RECORDS Block Start
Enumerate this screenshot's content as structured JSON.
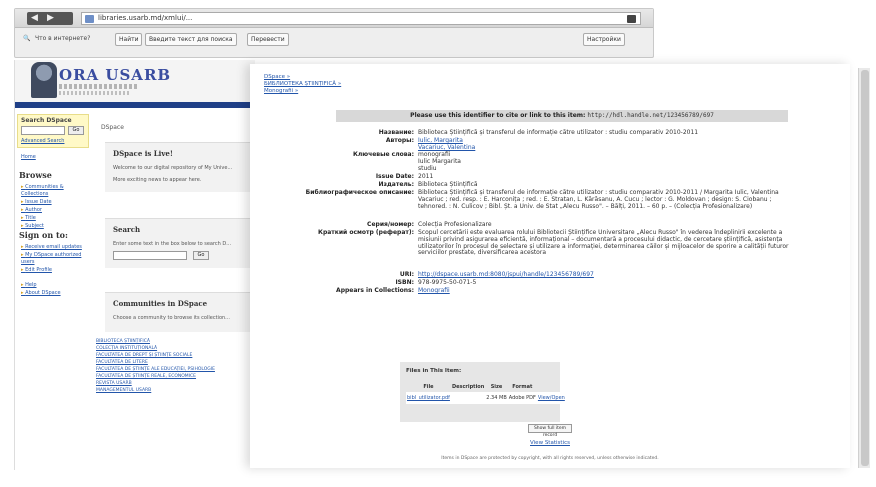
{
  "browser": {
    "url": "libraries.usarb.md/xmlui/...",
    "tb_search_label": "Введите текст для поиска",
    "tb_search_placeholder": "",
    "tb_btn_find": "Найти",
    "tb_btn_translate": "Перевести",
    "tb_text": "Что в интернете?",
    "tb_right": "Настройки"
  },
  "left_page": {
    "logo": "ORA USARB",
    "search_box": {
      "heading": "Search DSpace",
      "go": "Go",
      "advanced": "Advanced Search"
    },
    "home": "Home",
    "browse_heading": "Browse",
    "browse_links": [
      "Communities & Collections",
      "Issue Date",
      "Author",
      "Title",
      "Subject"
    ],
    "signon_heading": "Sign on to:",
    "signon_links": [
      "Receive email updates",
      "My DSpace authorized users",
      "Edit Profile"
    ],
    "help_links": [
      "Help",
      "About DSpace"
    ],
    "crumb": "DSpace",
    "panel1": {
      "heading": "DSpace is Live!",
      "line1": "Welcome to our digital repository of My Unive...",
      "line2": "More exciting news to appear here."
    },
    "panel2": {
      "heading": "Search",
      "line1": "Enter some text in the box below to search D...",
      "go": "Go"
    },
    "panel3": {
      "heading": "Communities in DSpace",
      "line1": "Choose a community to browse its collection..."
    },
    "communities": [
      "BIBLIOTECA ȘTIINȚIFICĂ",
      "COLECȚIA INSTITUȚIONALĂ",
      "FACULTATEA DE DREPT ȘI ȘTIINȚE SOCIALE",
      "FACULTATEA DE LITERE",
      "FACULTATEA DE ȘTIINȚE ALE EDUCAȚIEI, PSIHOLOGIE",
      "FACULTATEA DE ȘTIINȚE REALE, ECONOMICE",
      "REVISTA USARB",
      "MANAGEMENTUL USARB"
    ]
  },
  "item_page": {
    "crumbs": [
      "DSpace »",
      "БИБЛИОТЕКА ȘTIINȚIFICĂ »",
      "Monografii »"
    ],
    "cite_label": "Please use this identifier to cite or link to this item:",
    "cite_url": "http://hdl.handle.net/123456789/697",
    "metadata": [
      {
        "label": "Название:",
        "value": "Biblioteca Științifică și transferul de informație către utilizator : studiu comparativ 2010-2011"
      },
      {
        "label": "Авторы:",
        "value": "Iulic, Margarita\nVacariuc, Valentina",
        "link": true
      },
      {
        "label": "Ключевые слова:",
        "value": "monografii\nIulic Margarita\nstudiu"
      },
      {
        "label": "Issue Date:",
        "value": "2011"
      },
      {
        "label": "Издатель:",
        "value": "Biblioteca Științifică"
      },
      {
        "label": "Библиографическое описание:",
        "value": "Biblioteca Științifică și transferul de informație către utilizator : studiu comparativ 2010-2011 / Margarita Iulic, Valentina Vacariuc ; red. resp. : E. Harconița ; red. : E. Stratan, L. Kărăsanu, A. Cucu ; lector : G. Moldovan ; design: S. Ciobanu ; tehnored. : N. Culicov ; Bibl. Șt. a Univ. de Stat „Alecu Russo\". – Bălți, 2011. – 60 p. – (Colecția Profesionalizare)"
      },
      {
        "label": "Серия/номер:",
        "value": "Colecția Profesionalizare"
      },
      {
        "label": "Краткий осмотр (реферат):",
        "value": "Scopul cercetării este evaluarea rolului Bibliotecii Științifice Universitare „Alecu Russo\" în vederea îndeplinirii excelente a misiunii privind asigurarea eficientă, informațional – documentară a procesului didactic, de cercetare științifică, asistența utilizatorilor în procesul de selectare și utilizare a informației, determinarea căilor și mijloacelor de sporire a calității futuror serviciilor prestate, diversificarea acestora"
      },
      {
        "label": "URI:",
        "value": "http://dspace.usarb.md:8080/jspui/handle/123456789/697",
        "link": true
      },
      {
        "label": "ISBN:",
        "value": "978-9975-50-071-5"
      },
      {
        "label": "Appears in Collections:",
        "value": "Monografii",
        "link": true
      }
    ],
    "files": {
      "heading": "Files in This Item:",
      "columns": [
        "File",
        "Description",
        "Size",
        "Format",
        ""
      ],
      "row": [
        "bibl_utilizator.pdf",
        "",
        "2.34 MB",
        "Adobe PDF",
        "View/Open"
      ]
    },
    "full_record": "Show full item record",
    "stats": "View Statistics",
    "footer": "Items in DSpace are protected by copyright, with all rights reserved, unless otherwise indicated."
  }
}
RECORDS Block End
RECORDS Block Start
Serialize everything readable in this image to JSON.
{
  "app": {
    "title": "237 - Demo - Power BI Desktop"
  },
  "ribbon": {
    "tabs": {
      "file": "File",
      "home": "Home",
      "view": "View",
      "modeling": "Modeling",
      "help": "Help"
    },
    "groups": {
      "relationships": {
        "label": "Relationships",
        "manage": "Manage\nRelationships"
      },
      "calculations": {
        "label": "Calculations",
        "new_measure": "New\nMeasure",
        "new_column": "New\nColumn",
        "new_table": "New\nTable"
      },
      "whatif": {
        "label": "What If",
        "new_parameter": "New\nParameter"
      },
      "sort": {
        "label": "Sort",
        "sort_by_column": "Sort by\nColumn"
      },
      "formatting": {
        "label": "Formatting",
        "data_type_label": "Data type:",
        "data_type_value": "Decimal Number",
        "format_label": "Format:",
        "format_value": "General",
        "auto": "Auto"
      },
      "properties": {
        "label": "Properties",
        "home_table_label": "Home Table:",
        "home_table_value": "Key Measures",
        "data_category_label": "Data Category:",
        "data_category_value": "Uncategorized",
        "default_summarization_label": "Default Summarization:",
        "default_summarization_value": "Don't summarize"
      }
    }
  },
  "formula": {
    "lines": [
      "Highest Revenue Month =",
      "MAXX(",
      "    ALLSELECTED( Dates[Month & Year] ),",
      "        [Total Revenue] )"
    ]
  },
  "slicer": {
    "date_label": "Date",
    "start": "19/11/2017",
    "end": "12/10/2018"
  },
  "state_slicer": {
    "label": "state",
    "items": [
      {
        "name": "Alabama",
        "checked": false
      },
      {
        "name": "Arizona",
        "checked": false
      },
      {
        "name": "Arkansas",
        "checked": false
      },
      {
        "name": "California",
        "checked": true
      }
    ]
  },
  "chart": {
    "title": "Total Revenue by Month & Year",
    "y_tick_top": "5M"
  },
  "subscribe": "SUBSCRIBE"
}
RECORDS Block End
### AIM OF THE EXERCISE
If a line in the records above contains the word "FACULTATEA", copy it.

### YOUR SOLUTION
      "FACULTATEA DE DREPT ȘI ȘTIINȚE SOCIALE",
      "FACULTATEA DE LITERE",
      "FACULTATEA DE ȘTIINȚE ALE EDUCAȚIEI, PSIHOLOGIE",
      "FACULTATEA DE ȘTIINȚE REALE, ECONOMICE",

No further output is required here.